In honor of Pvt. Nathan R. Oakes, CSA

150 years ago, my great grandfather, Nathan Richardson Oakes, served as a private in Company D of the distinguished 32nd Mississippi Infantry Regiment in the Army of Tennessee. He participated in the great Civil War campaigns, including the battles of Perryville, Murfreesboro, Chickamauga, Atlanta, Franklin, Nashville, and Bentonville. I am writing about his engagements as well as some details about fighting for the Lost Cause. I hope to honor him and commemorate the events and individuals that contributed to making this a renowned unit in the Confederate Army of Tennessee.

Tuesday, June 11, 2013

Morgan's Raid, 1863

Brig. Gen. John Hunt Morgan
On today's date in 1863, Brig. Gen. John Hunt Morgan and 2,400 mounted Confederates and 2 pieces of artillery, set off on a raid that would take them into Indiana and Ohio. For 46 days they rode over 1,000 miles and covered a region from Tennessee to Northern Ohio.

Ostensibly, Confederate Gen. Braxton Bragg's plan was for the "Great Raid" to draw the Federal army's attention away from his Army of Tennessee, which was fortified in Tullahoma. However, Morgan had bigger plans. He wanted to strike terror in Northern states by rampaging through the enemy homeland.*

Source: Touring Ohio
The raid did bring terror on the Northern civilian population. However, it actually had little military importance. Before the end of July, Morgan and almost all his men were captured in northeastern Ohio and placed in various state penitentiaries. Morgan managed to escape in late November. Then, taking a train to Cincinnati, he crossed the Ohio River, and made his way back to the Confederacy. In less than a year, Gen. Morgan will be killed in Tennessee by Union cavalry.

Ironically, at the very time Union Gen. Rosecrans was moving his force to attack Gen. Braxton Bragg's positionwhen Bragg could have most used the additional cavalry supportMorgan was crossing the Cumberland River and making his way for Ohio.

"Morgan's Ohio Raid" by Mort Kunstler pictures Morgan and his Raiders
entering the town of Montgomery, Ohio. I've driven past  the Universalist
Church (pictured) on Montgomery and Remington Roads many times. The
building, with its unique brick columns, looks today much as it did when
Gen. John Hunt Morgan raided through the town on July 14, 1863.

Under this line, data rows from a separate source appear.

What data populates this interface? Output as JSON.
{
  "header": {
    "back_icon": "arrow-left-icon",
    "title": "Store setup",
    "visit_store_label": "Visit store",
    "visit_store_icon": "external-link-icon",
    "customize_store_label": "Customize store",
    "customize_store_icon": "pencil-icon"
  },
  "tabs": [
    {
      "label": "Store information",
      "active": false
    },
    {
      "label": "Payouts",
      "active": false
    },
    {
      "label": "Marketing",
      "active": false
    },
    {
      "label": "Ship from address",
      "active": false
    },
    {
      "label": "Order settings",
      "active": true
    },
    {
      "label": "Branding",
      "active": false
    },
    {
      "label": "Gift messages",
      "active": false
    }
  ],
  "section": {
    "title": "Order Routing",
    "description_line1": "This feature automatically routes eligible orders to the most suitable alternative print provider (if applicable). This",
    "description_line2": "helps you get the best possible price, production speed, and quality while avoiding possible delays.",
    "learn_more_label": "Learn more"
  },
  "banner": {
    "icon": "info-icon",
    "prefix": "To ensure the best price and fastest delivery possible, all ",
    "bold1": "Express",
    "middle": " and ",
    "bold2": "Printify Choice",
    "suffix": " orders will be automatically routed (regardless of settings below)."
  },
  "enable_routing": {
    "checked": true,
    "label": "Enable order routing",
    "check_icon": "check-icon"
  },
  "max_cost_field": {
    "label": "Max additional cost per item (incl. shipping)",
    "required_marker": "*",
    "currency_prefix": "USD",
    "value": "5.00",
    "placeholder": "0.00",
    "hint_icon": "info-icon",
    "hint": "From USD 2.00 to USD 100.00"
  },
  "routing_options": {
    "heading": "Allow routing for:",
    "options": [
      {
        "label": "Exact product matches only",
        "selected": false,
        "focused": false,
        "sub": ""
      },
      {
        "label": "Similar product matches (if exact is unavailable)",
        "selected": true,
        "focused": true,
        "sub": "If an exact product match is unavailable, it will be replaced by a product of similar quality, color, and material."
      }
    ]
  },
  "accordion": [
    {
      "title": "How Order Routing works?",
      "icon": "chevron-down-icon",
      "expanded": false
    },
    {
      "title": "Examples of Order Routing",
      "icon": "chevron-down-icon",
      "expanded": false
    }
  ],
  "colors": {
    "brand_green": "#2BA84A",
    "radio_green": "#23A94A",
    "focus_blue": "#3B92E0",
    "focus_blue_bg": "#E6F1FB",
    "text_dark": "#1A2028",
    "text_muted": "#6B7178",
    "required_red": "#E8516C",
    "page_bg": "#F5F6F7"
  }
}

* Raiding through Clermont County on July 14, 1863, Morgan's Raiders stormed down the Branch Hill-Guinea Pike, which fronted the subdivision where we once owned a home. In fact, we lived on a road named (apparently) for Lieut. Thomas Paxton, who with his Loveland militiamen, tried to stop the Raiders from burning a derailed train and tearing up the track. One of the Rebels was shot and died at the village of Ward's Corner, now a tiny shopping center, just down the street from where we lived. One of my sons' summer jobs was working at the UDF convenience store on the corner there. He scooped some really great ice cream that summer!

Source: The Army of Tennessee, Stanley F. Horn; Military Reminiscences of the Civil War, Jacob Dolson Cox; The Army of the Cumberland, Henry Martyn Cist; Clermont County Historical Society

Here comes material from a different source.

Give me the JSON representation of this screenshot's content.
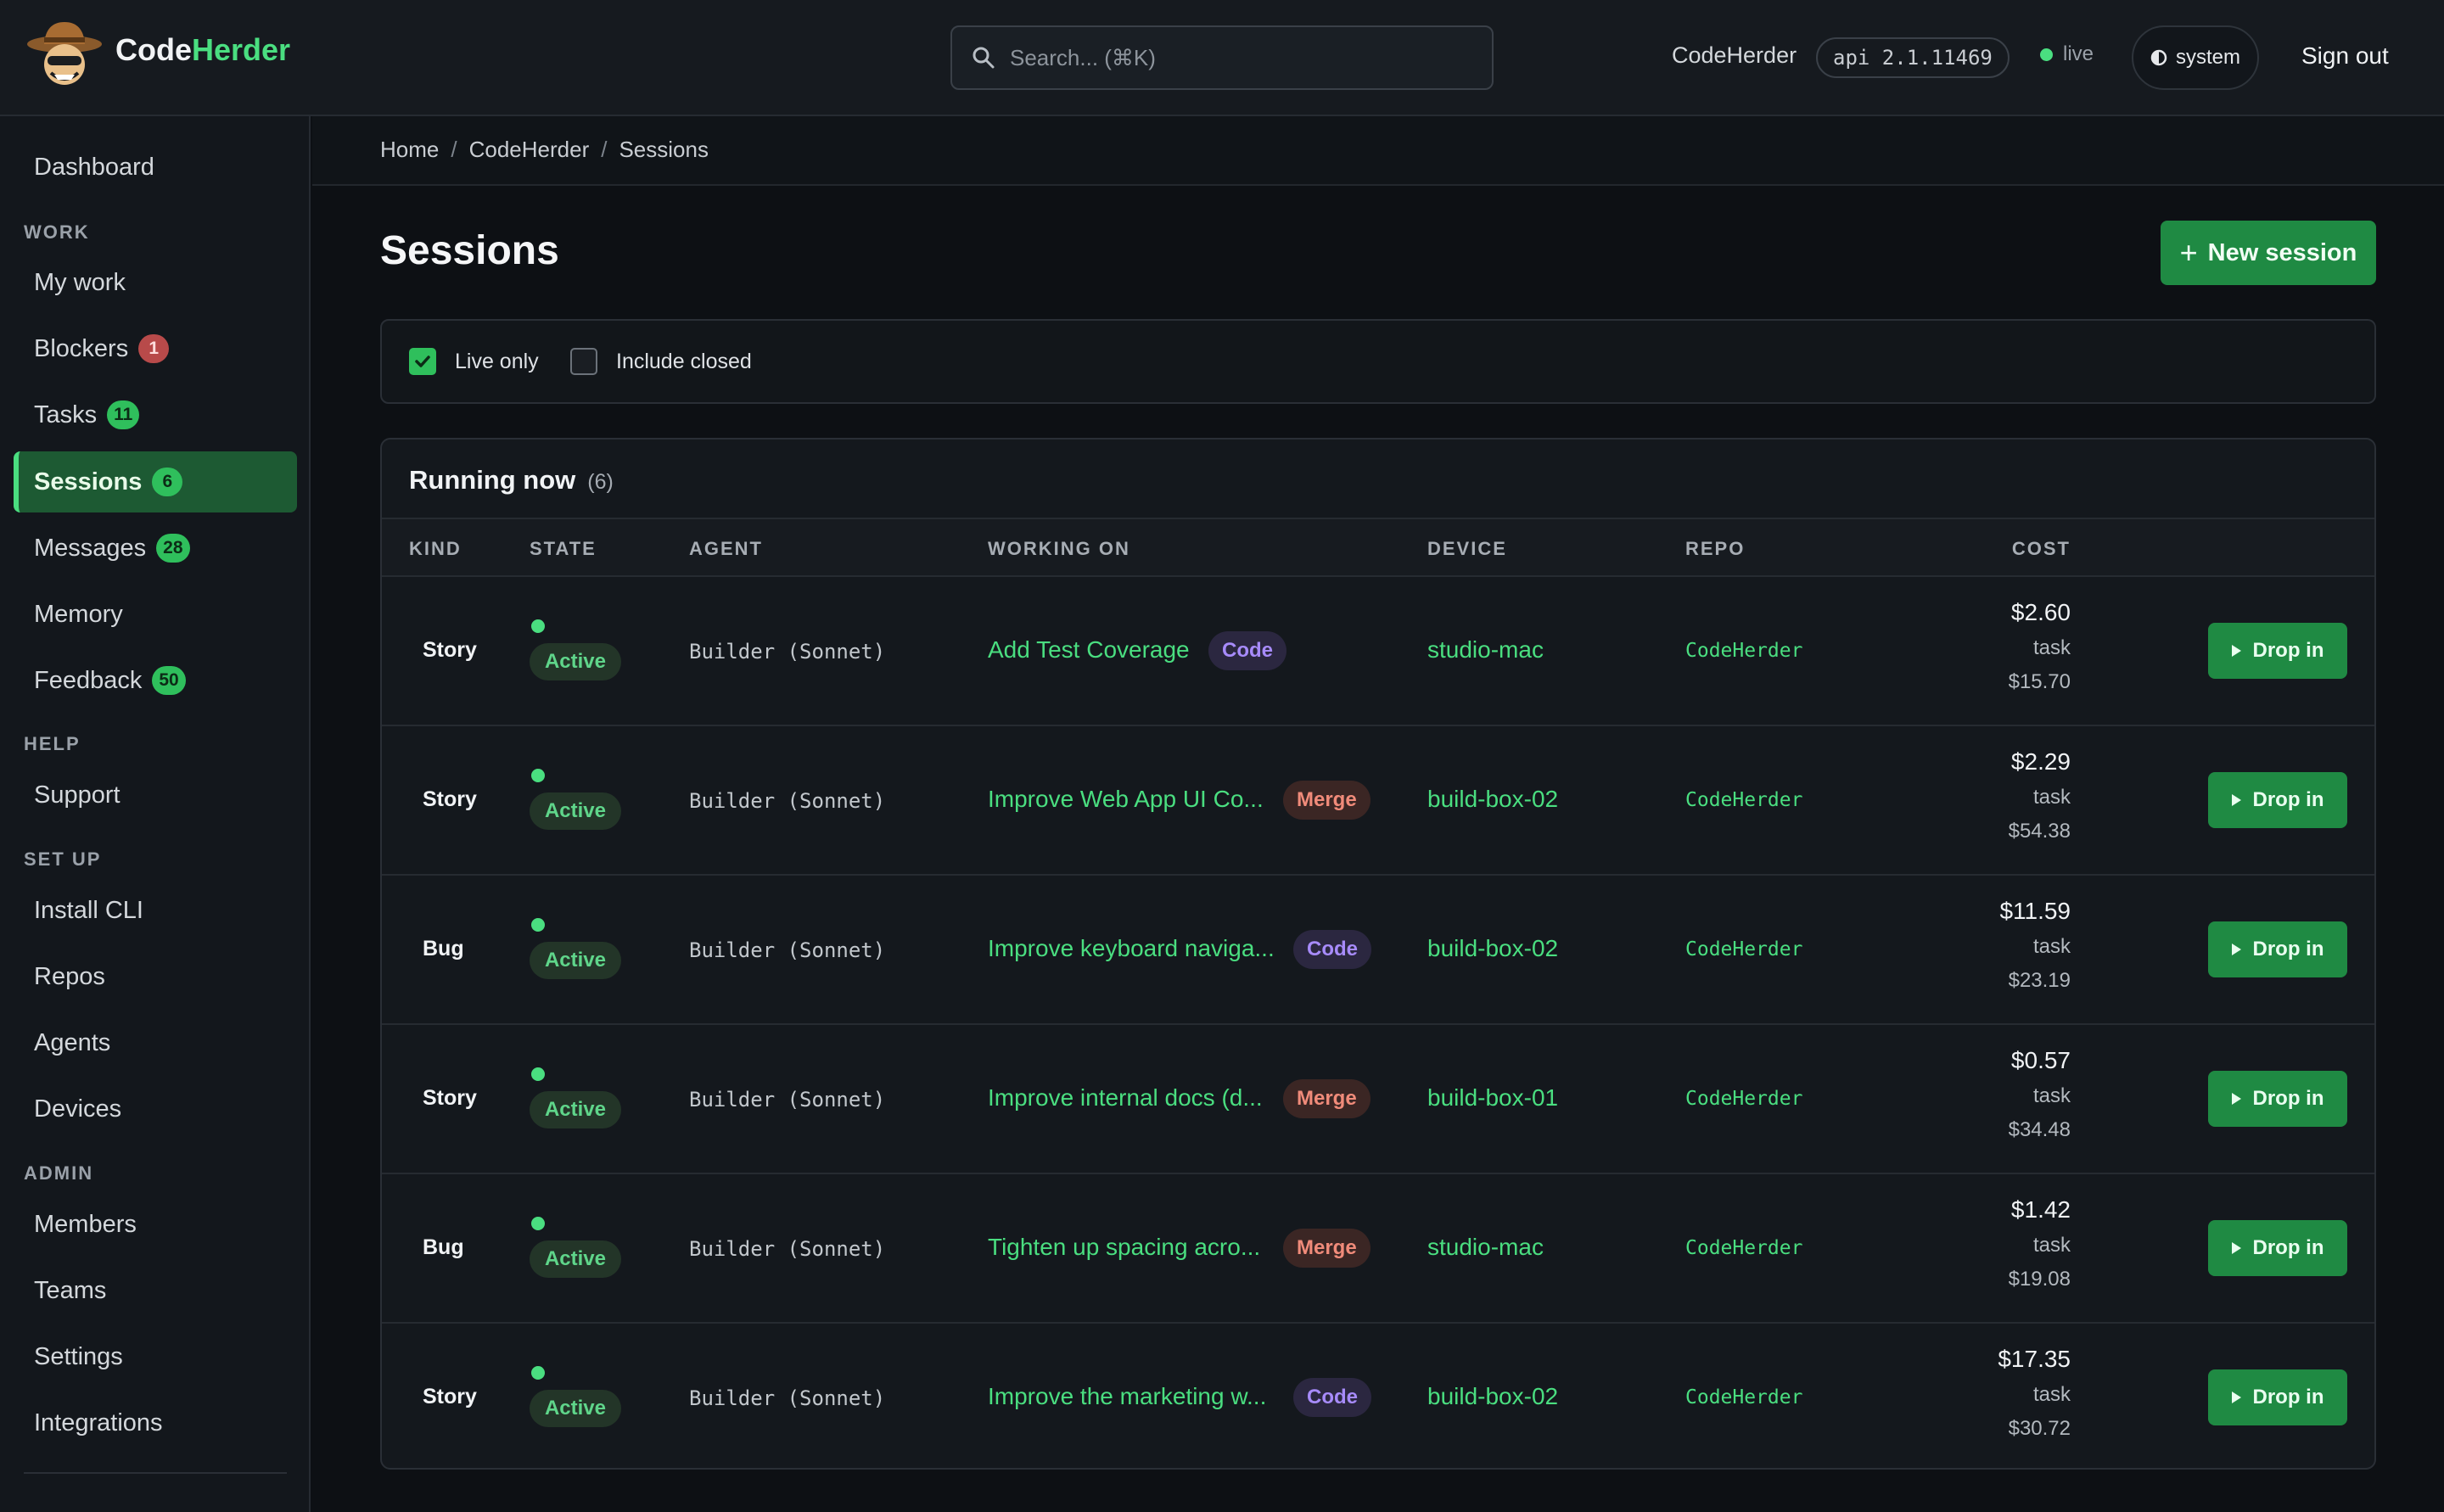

  1. Mark, My name is William Scroggins. I am collaborating with another Civil War historian, Robert Swinson, on a history of the 32nd & 45th Mississippi Infantry Regiments. My great-great grandfather, Smith Scroggins, served in Company A of the 32nd Miss. He was mortally wounded at Chickamauga. I have been gathering info and researching this unit for about 21 years. Rob Swenson recently contacted me and asked me to coauthor a history of these two units. Rob is the former owner of an original Hardee flag attributed to the 32nd/45th Consolidated Regiments. He no longer owns this flag, but he became interested in the history of these Regiments. Anyway, we would like permission to use your great grandfather's photo in the roster that will accompany the book. So far we have gained access to many, many photos of members of the 32nd Miss. We don't have a lot on the 45th Miss yet, but are working on it. It will be at least a year until we are ready for publication. Anyway, my email address is You help will be greatly appreciated. Thanks, Bill Scroggins

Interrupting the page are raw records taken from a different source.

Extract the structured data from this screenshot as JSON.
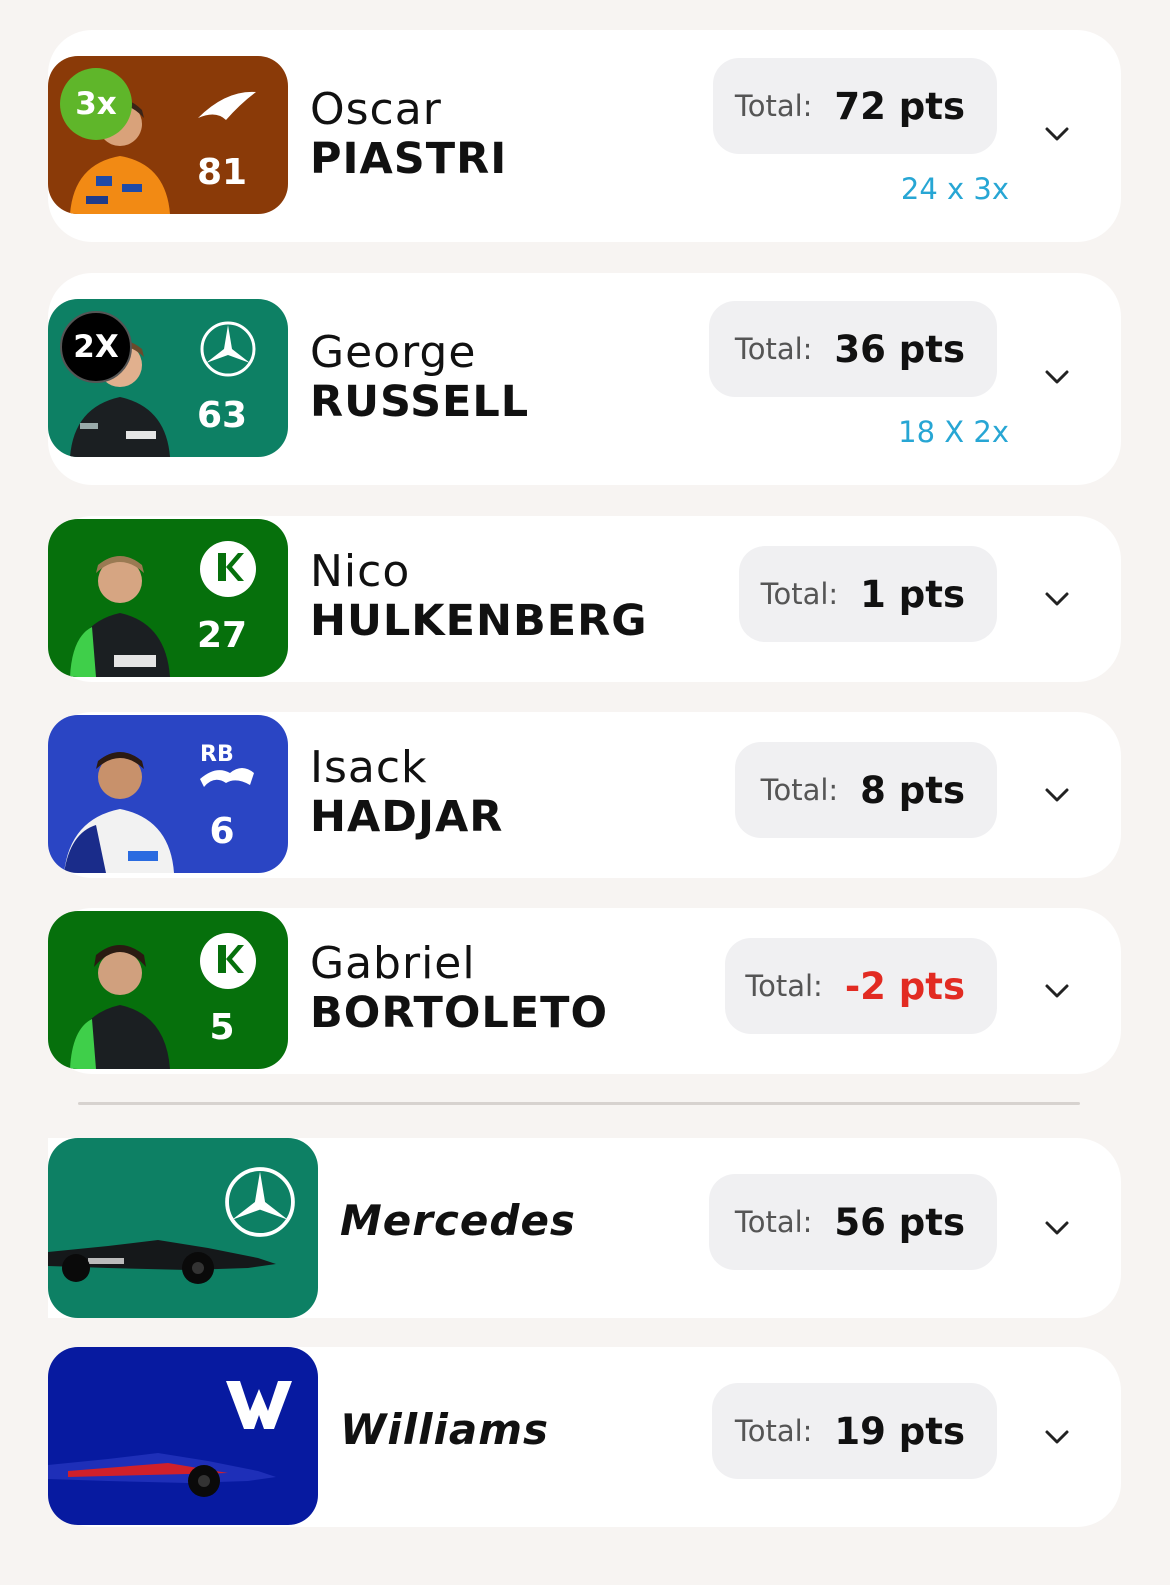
{
  "drivers": [
    {
      "first": "Oscar",
      "last": "PIASTRI",
      "number": "81",
      "multiplier": "3x",
      "total_label": "Total:",
      "total": "72 pts",
      "note": "24 x 3x",
      "team_color": "#8a3a08"
    },
    {
      "first": "George",
      "last": "RUSSELL",
      "number": "63",
      "multiplier": "2X",
      "total_label": "Total:",
      "total": "36 pts",
      "note": "18 X 2x",
      "team_color": "#0d8064"
    },
    {
      "first": "Nico",
      "last": "HULKENBERG",
      "number": "27",
      "total_label": "Total:",
      "total": "1 pts",
      "team_color": "#06700c"
    },
    {
      "first": "Isack",
      "last": "HADJAR",
      "number": "6",
      "total_label": "Total:",
      "total": "8 pts",
      "team_color": "#2a45c4"
    },
    {
      "first": "Gabriel",
      "last": "BORTOLETO",
      "number": "5",
      "total_label": "Total:",
      "total": "-2 pts",
      "team_color": "#06700c"
    }
  ],
  "teams": [
    {
      "name": "Mercedes",
      "total_label": "Total:",
      "total": "56 pts",
      "team_color": "#0d8064"
    },
    {
      "name": "Williams",
      "total_label": "Total:",
      "total": "19 pts",
      "team_color": "#071aa0"
    }
  ],
  "colors": {
    "accent_note": "#27a6d4",
    "negative": "#e22b22",
    "multiplier_3x": "#5fb62a",
    "multiplier_2x": "#000000"
  },
  "icons": {
    "expand": "chevron-down-icon"
  }
}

  2. I'd be honored if you would use it! I'm sending you a copy via email along with one of Great Uncle William Dunlap Turner, 2nd Sgt. in Co. D.